The purpose of this year’s London conference was simple. While everybody in ministry has had a difficult time over the last couple of years, the sets of circumstances that many estate churches found themselves in was often trickier. Much of the weight of COVID ministry fell on fewer sets of shoulders with fewer resource options, and this weight was found to be significant.
And yet COVID will not end with a holiday, but with the need to get up and get going again with energy and vision and joy – to have Christ set before us and for us to set Him before others. The London team knew what we needed – to attend to our wellbeing, so our conference focussed on this.
In the morning we had Canon Simon Butler who worked nationally around wellbeing. Basing much in God’s hesed (loving kindness), he spoke on “Self-care in a world needing care.” and then “Confidence and fortitude: building resilience and spiritual strength.”
After Simon’s teaching our National Director Sara, with the help of Sarah and Peter Martell provided a wonderful cooked lunch so people could sit and chat with each other. The fellowship was tangible.
The afternoon had three breakout groups:
First was Steph Nadarajah who spoke on the value of spiritual direction and maintaining our spiritual health.
Lucie Walsh spoke for the Clergy Families Network. Ministers have families who have equally gone through difficult times, and Lucie spoke powerfully around how to protect families from the pressure of ministry.
Finally, we had Ben Cahill-Nicholls from the Clergy Support Trust, and his message was simple – “If you are struggling, get in touch! We can probably help … with money!”
For many this was the first face to face conference for two years. The joy and positivity was palpable and evident. The smiles on the faces of people as they left said more than any quote that I can bring. It was a fantastic and blessed day.

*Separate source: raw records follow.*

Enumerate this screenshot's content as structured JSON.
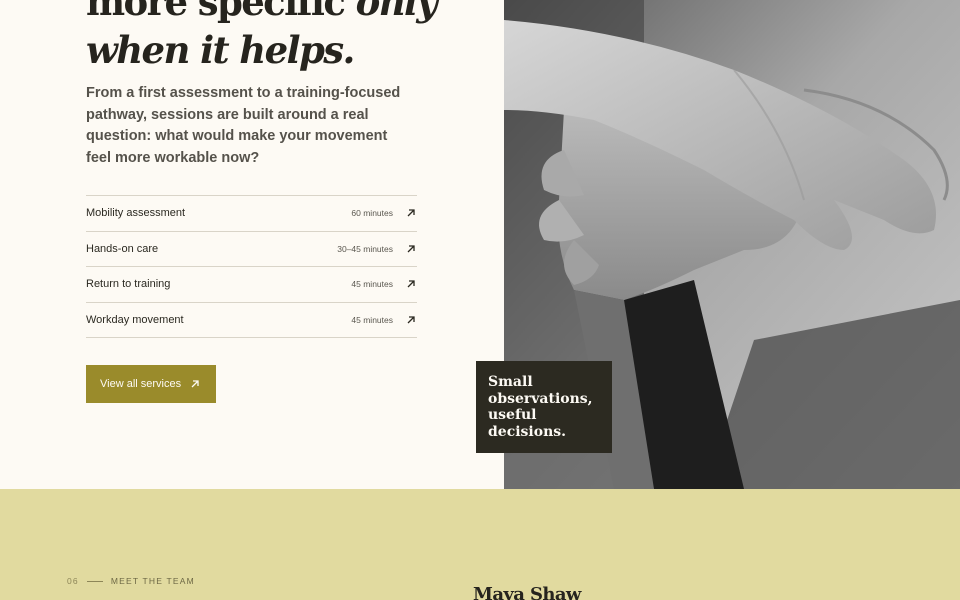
{
  "hero": {
    "heading_line1": "more specific ",
    "heading_line1_em": "only",
    "heading_line2_em": "when it helps."
  },
  "intro": "From a first assessment to a training-focused pathway, sessions are built around a real question: what would make your movement feel more workable now?",
  "services": [
    {
      "name": "Mobility assessment",
      "duration": "60 minutes",
      "icon": "arrow-up-right-icon"
    },
    {
      "name": "Hands-on care",
      "duration": "30–45 minutes",
      "icon": "arrow-up-right-icon"
    },
    {
      "name": "Return to training",
      "duration": "45 minutes",
      "icon": "arrow-up-right-icon"
    },
    {
      "name": "Workday movement",
      "duration": "45 minutes",
      "icon": "arrow-up-right-icon"
    }
  ],
  "cta": {
    "label": "View all services",
    "icon": "arrow-up-right-icon"
  },
  "photo_caption": "Small observations, useful decisions.",
  "team": {
    "eyebrow_number": "06",
    "eyebrow_label": "MEET THE TEAM",
    "member_name": "Maya Shaw"
  },
  "colors": {
    "background": "#fdfaf4",
    "accent_olive": "#9a8b2b",
    "caption_dark": "#2c2a21",
    "team_band": "#e1da9f"
  }
}
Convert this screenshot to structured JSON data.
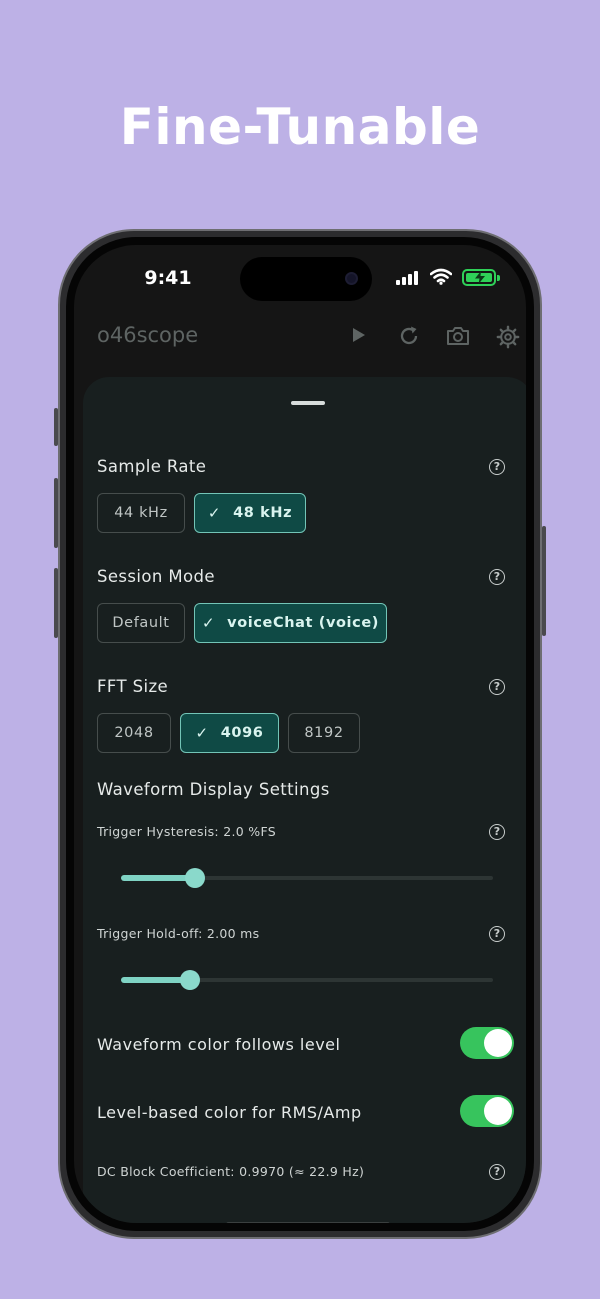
{
  "headline": "Fine-Tunable",
  "status_bar": {
    "time": "9:41"
  },
  "appbar": {
    "title": "o46scope",
    "icons": [
      "play-icon",
      "refresh-icon",
      "camera-icon",
      "gear-icon"
    ]
  },
  "help_glyph": "?",
  "check_glyph": "✓",
  "sample_rate": {
    "title": "Sample Rate",
    "options": [
      "44 kHz",
      "48 kHz"
    ],
    "selected": "48 kHz"
  },
  "session_mode": {
    "title": "Session Mode",
    "options": [
      "Default",
      "voiceChat (voice)"
    ],
    "selected": "voiceChat (voice)"
  },
  "fft_size": {
    "title": "FFT Size",
    "options": [
      "2048",
      "4096",
      "8192"
    ],
    "selected": "4096"
  },
  "waveform": {
    "title": "Waveform Display Settings",
    "hysteresis": {
      "label": "Trigger Hysteresis: 2.0 %FS",
      "fraction": 0.2
    },
    "holdoff": {
      "label": "Trigger Hold-off: 2.00 ms",
      "fraction": 0.185
    },
    "color_follows_level": {
      "label": "Waveform color follows level",
      "on": true
    },
    "level_color_rms": {
      "label": "Level-based color for RMS/Amp",
      "on": true
    },
    "dc_block": {
      "label": "DC Block Coefficient: 0.9970 (≈ 22.9 Hz)"
    }
  },
  "colors": {
    "background": "#bdb1e6",
    "accent": "#7fd3c4",
    "chip_selected": "#0f4a45",
    "toggle_on": "#37c45d",
    "battery": "#2fd158"
  }
}
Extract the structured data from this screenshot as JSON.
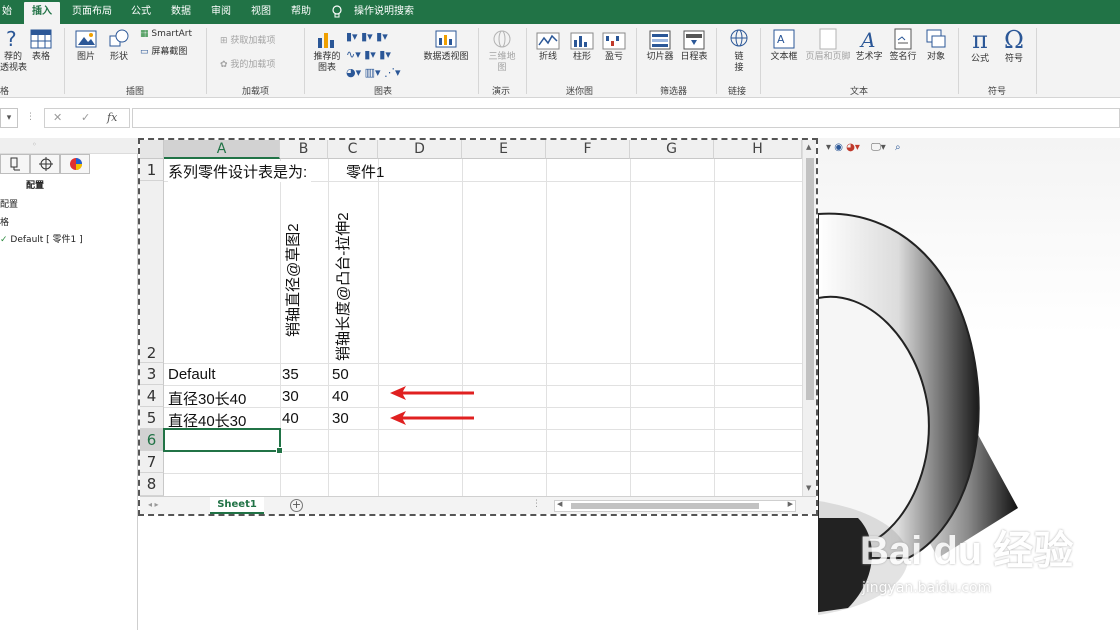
{
  "ribbon_tabs": [
    "始",
    "插入",
    "页面布局",
    "公式",
    "数据",
    "审阅",
    "视图",
    "帮助",
    "操作说明搜索"
  ],
  "active_tab": "插入",
  "ribbon": {
    "tables": {
      "pivot_label_a": "荐的",
      "pivot_label_b": "透视表",
      "table_label": "表格",
      "group": "格"
    },
    "illustrations": {
      "picture": "图片",
      "shapes": "形状",
      "smartart": "SmartArt",
      "screenshot": "屏幕截图",
      "group": "插图"
    },
    "addins": {
      "get": "获取加载项",
      "mine": "我的加载项",
      "group": "加载项"
    },
    "charts": {
      "recommended_a": "推荐的",
      "recommended_b": "图表",
      "pivotchart": "数据透视图",
      "group": "图表"
    },
    "tours": {
      "map3d_a": "三维地",
      "map3d_b": "图",
      "group": "演示"
    },
    "sparklines": {
      "line": "折线",
      "column": "柱形",
      "winloss": "盈亏",
      "group": "迷你图"
    },
    "filters": {
      "slicer": "切片器",
      "timeline": "日程表",
      "group": "筛选器"
    },
    "links": {
      "link_a": "链",
      "link_b": "接",
      "group": "链接"
    },
    "text": {
      "textbox": "文本框",
      "headerfooter": "页眉和页脚",
      "wordart": "艺术字",
      "signature": "签名行",
      "object": "对象",
      "group": "文本"
    },
    "symbols": {
      "equation": "公式",
      "symbol": "符号",
      "group": "符号"
    }
  },
  "formula_bar": {
    "cancel": "✕",
    "enter": "✓",
    "fx": "fx"
  },
  "left_panel": {
    "heading": "配置",
    "item1": "配置",
    "item2": "格",
    "item3": "Default [ 零件1 ]"
  },
  "sheet": {
    "columns": [
      "A",
      "B",
      "C",
      "D",
      "E",
      "F",
      "G",
      "H"
    ],
    "rows": [
      "1",
      "2",
      "3",
      "4",
      "5",
      "6",
      "7",
      "8"
    ],
    "r1_a": "系列零件设计表是为:",
    "r1_c": "零件1",
    "r2_b": "销轴直径@草图2",
    "r2_c": "销轴长度@凸台-拉伸2",
    "r3": [
      "Default",
      "35",
      "50"
    ],
    "r4": [
      "直径30长40",
      "30",
      "40"
    ],
    "r5": [
      "直径40长30",
      "40",
      "30"
    ],
    "selected_cell": "A6",
    "sheet_tab": "Sheet1"
  },
  "watermark": {
    "brand": "Bai du 经验",
    "url": "jingyan.baidu.com"
  },
  "colors": {
    "excel_green": "#217346",
    "arrow_red": "#e02020"
  }
}
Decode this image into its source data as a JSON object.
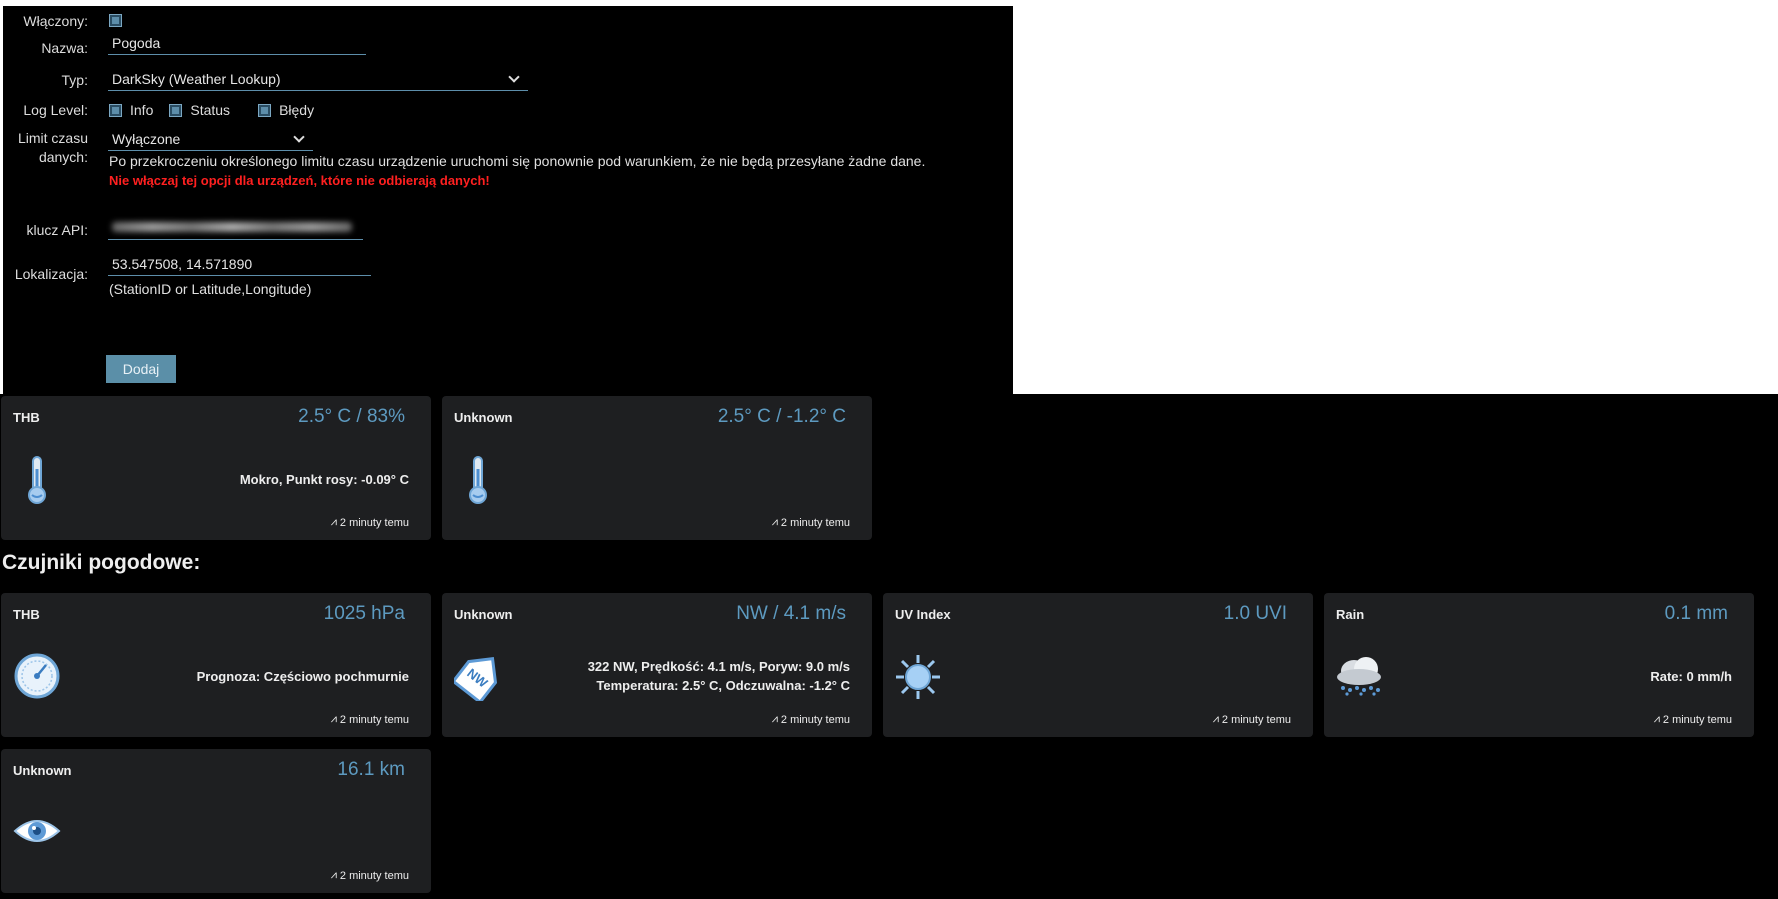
{
  "form": {
    "enabled_label": "Włączony:",
    "name_label": "Nazwa:",
    "name_value": "Pogoda",
    "type_label": "Typ:",
    "type_value": "DarkSky (Weather Lookup)",
    "log_level_label": "Log Level:",
    "log_options": [
      "Info",
      "Status",
      "Błędy"
    ],
    "timeout_label_1": "Limit czasu",
    "timeout_label_2": "danych:",
    "timeout_value": "Wyłączone",
    "timeout_info": "Po przekroczeniu określonego limitu czasu urządzenie uruchomi się ponownie pod warunkiem, że nie będą przesyłane żadne dane.",
    "timeout_warning": "Nie włączaj tej opcji dla urządzeń, które nie odbierają danych!",
    "api_key_label": "klucz API:",
    "location_label": "Lokalizacja:",
    "location_value": "53.547508, 14.571890",
    "location_hint": "(StationID or Latitude,Longitude)",
    "add_button": "Dodaj"
  },
  "section_title": "Czujniki pogodowe:",
  "top_cards": [
    {
      "title": "THB",
      "value": "2.5° C / 83%",
      "detail": "Mokro, Punkt rosy: -0.09° C",
      "time": "2 minuty temu",
      "icon": "thermometer-icon"
    },
    {
      "title": "Unknown",
      "value": "2.5° C / -1.2° C",
      "detail": "",
      "time": "2 minuty temu",
      "icon": "thermometer-icon"
    }
  ],
  "weather_cards": [
    {
      "title": "THB",
      "value": "1025 hPa",
      "detail": "Prognoza: Częściowo pochmurnie",
      "detail2": "",
      "time": "2 minuty temu",
      "icon": "barometer-icon"
    },
    {
      "title": "Unknown",
      "value": "NW / 4.1 m/s",
      "detail": "322 NW, Prędkość: 4.1 m/s, Poryw: 9.0 m/s",
      "detail2": "Temperatura: 2.5° C, Odczuwalna: -1.2° C",
      "time": "2 minuty temu",
      "icon": "wind-direction-icon",
      "icon_text": "NW"
    },
    {
      "title": "UV Index",
      "value": "1.0 UVI",
      "detail": "",
      "detail2": "",
      "time": "2 minuty temu",
      "icon": "sun-icon"
    },
    {
      "title": "Rain",
      "value": "0.1 mm",
      "detail": "Rate: 0 mm/h",
      "detail2": "",
      "time": "2 minuty temu",
      "icon": "rain-cloud-icon"
    },
    {
      "title": "Unknown",
      "value": "16.1 km",
      "detail": "",
      "detail2": "",
      "time": "2 minuty temu",
      "icon": "eye-icon"
    }
  ],
  "colors": {
    "accent": "#5d9ac0",
    "card_bg": "#1e1f21",
    "warning": "#ff2020",
    "button": "#5b8fa8"
  }
}
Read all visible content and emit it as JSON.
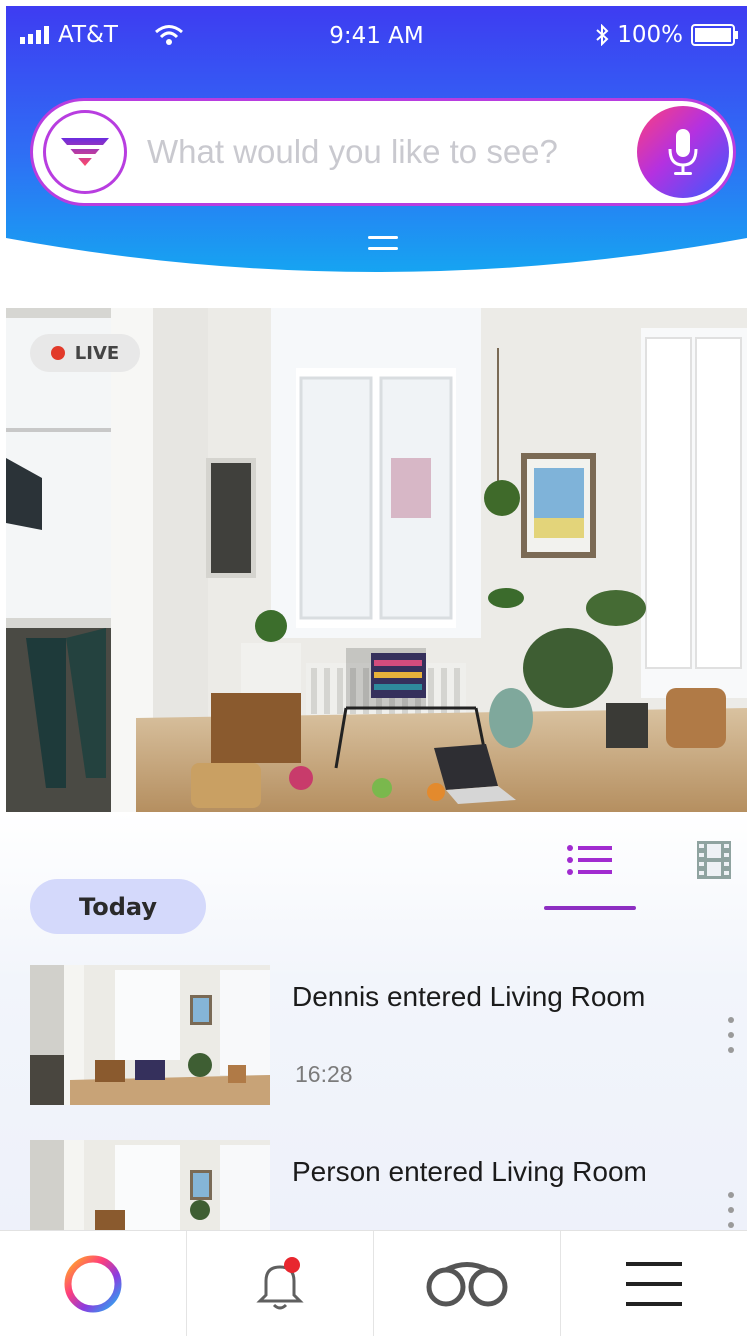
{
  "status_bar": {
    "carrier": "AT&T",
    "time": "9:41 AM",
    "battery": "100%",
    "icons": [
      "signal-icon",
      "wifi-icon",
      "bluetooth-icon",
      "battery-icon"
    ]
  },
  "search": {
    "placeholder": "What would you like to see?",
    "filter_icon": "filter-icon",
    "mic_icon": "microphone-icon"
  },
  "live_view": {
    "badge": "LIVE"
  },
  "view_toggle": {
    "list_icon": "list-view-icon",
    "film_icon": "film-strip-icon",
    "active": "list"
  },
  "date_chip": "Today",
  "events": [
    {
      "title": "Dennis entered Living Room",
      "time": "16:28"
    },
    {
      "title": "Person entered Living Room",
      "time": ""
    }
  ],
  "bottom_nav": {
    "items": [
      "home-ring-icon",
      "notifications-bell-icon",
      "binoculars-icon",
      "menu-icon"
    ],
    "notification_badge": true
  },
  "colors": {
    "header_gradient_start": "#3e3cf2",
    "header_gradient_end": "#16a4f2",
    "accent_purple": "#b83de0",
    "tab_underline": "#8d2ec2",
    "live_dot": "#e23a2a",
    "chip_bg": "#d4d9fb"
  }
}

Did you know…?
Some employers allow paid volunteer leave. Peter was able to come and serve in the kitchen at our conference thanks to Network Rail who recognise volunteering as a good way to become more involved in the community, to acquire new skills and to experience and develop invaluable life skills. Employees can choose to use their volunteer leave to support many different charitable organisations and we are grateful that Peter chose to volunteer with NECN.